Could the listing below be reproduced exactly, minus its pictures?

::: Data records

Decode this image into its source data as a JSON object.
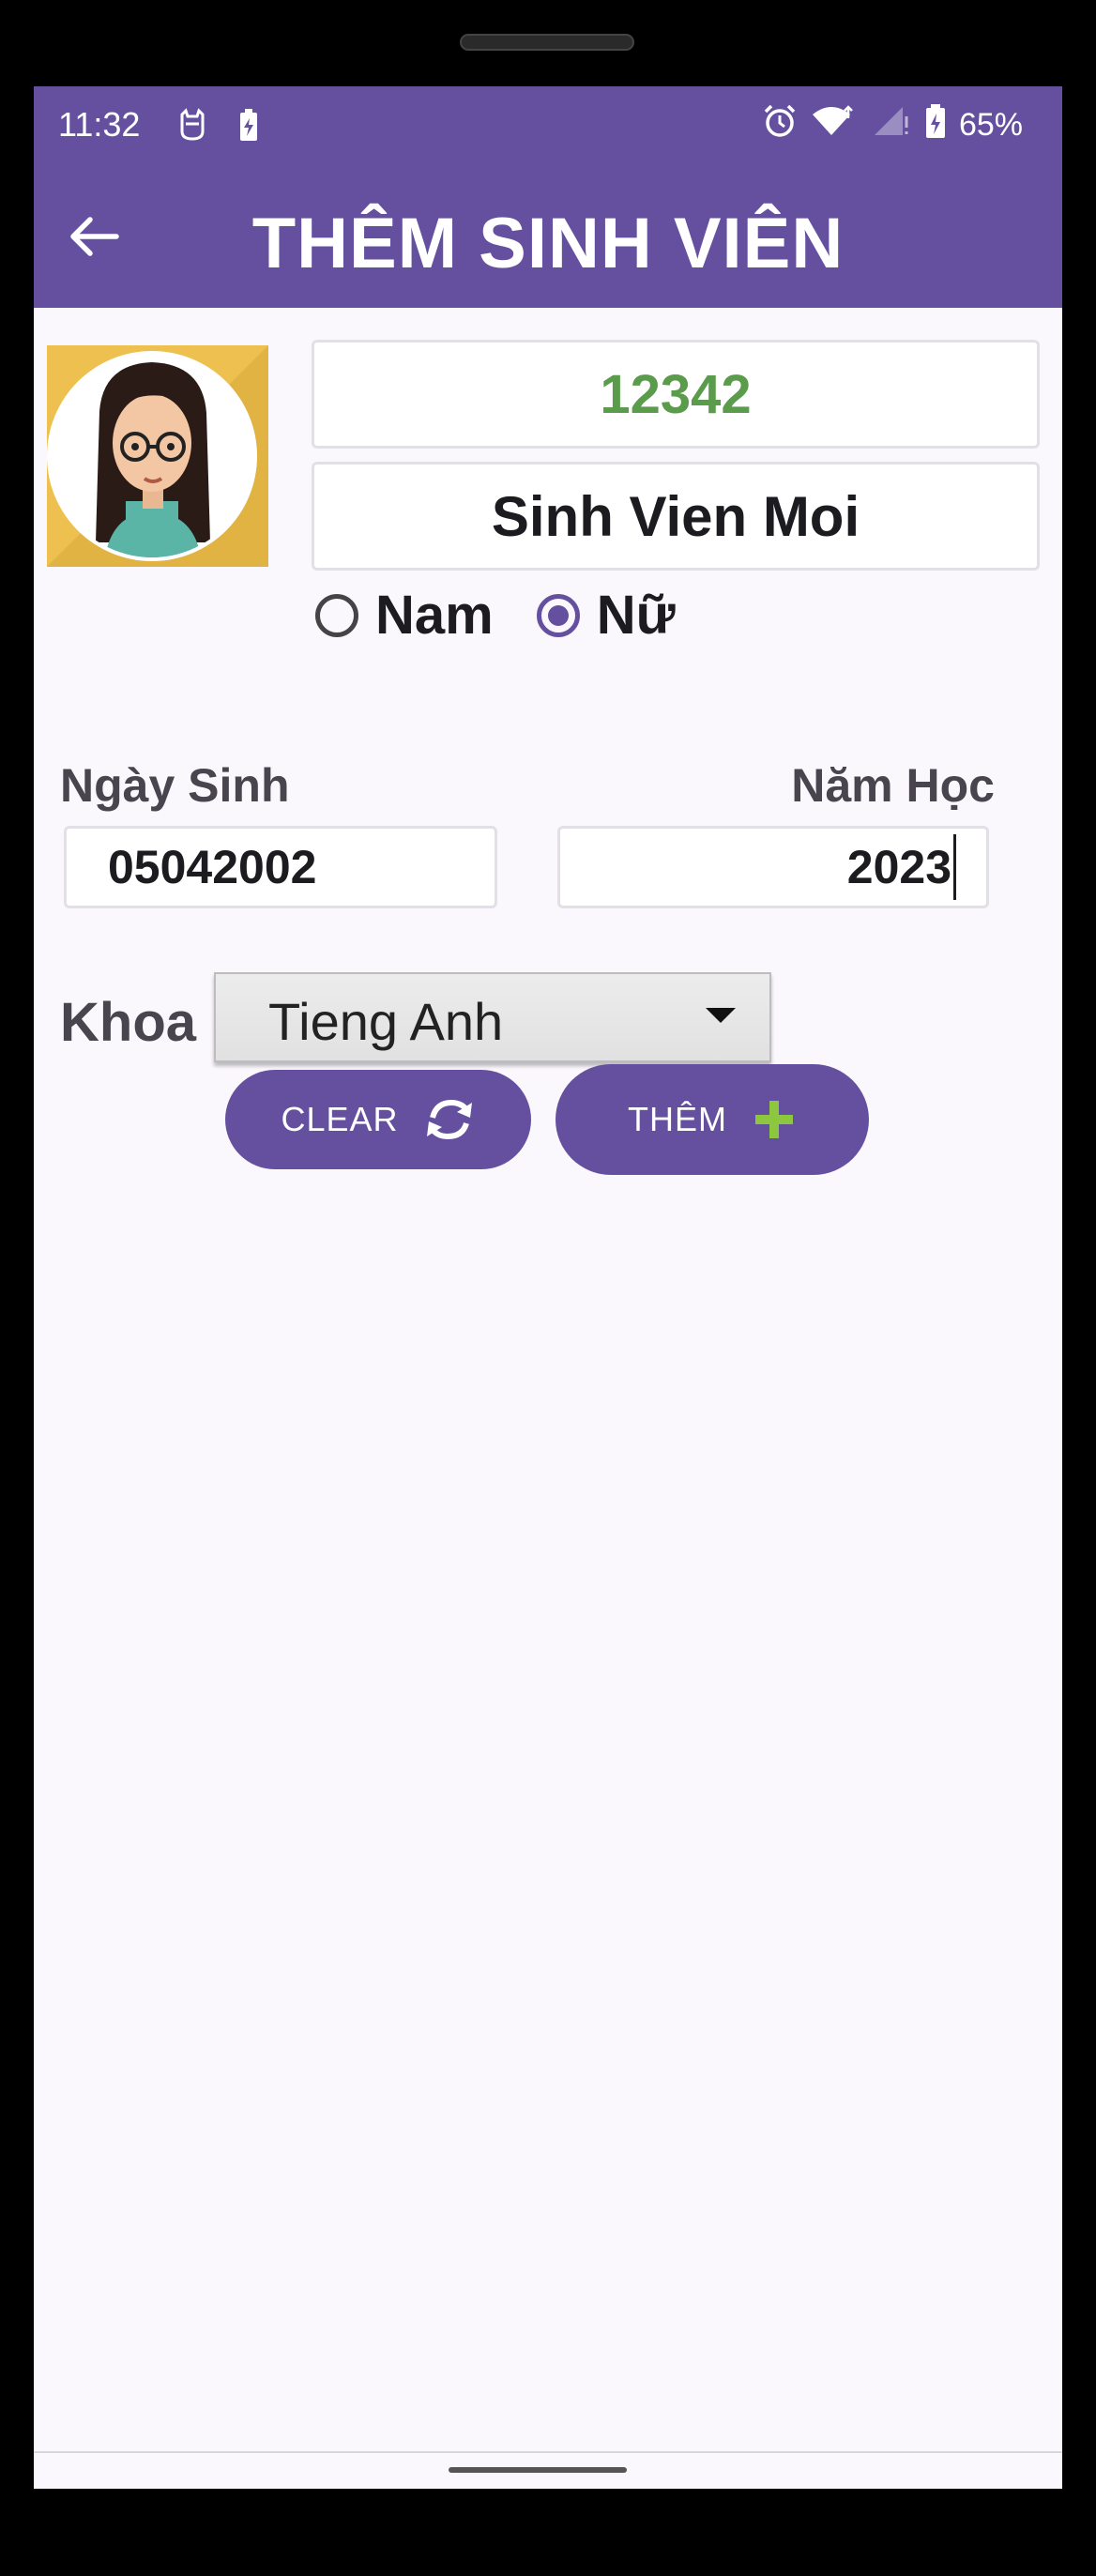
{
  "status_bar": {
    "time": "11:32",
    "battery_percent": "65%",
    "icons": [
      "cat-notification-icon",
      "battery-saver-icon",
      "alarm-icon",
      "wifi-icon",
      "signal-icon",
      "battery-icon"
    ]
  },
  "app_bar": {
    "title": "THÊM SINH VIÊN",
    "back_icon": "arrow-left-icon"
  },
  "form": {
    "avatar_icon": "female-student-avatar",
    "student_id": "12342",
    "student_name": "Sinh Vien Moi",
    "gender_options": [
      {
        "label": "Nam",
        "checked": false
      },
      {
        "label": "Nữ",
        "checked": true
      }
    ],
    "dob_label": "Ngày Sinh",
    "dob_value": "05042002",
    "year_label": "Năm Học",
    "year_value": "2023",
    "faculty_label": "Khoa",
    "faculty_selected": "Tieng Anh"
  },
  "actions": {
    "clear_label": "CLEAR",
    "clear_icon": "refresh-icon",
    "add_label": "THÊM",
    "add_icon": "plus-icon"
  },
  "colors": {
    "primary": "#6550a0",
    "id_text": "#5a9c4c",
    "plus_icon": "#8dc63f",
    "avatar_bg": "#edc04f"
  }
}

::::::

▶ Output for this task:
Decode this image into its source data as a JSON object.
{
  "status_bar": {
    "time": "11:32",
    "battery_percent": "65%",
    "icons": [
      "cat-notification-icon",
      "battery-saver-icon",
      "alarm-icon",
      "wifi-icon",
      "signal-icon",
      "battery-icon"
    ]
  },
  "app_bar": {
    "title": "THÊM SINH VIÊN",
    "back_icon": "arrow-left-icon"
  },
  "form": {
    "avatar_icon": "female-student-avatar",
    "student_id": "12342",
    "student_name": "Sinh Vien Moi",
    "gender_options": [
      {
        "label": "Nam",
        "checked": false
      },
      {
        "label": "Nữ",
        "checked": true
      }
    ],
    "dob_label": "Ngày Sinh",
    "dob_value": "05042002",
    "year_label": "Năm Học",
    "year_value": "2023",
    "faculty_label": "Khoa",
    "faculty_selected": "Tieng Anh"
  },
  "actions": {
    "clear_label": "CLEAR",
    "clear_icon": "refresh-icon",
    "add_label": "THÊM",
    "add_icon": "plus-icon"
  },
  "colors": {
    "primary": "#6550a0",
    "id_text": "#5a9c4c",
    "plus_icon": "#8dc63f",
    "avatar_bg": "#edc04f"
  }
}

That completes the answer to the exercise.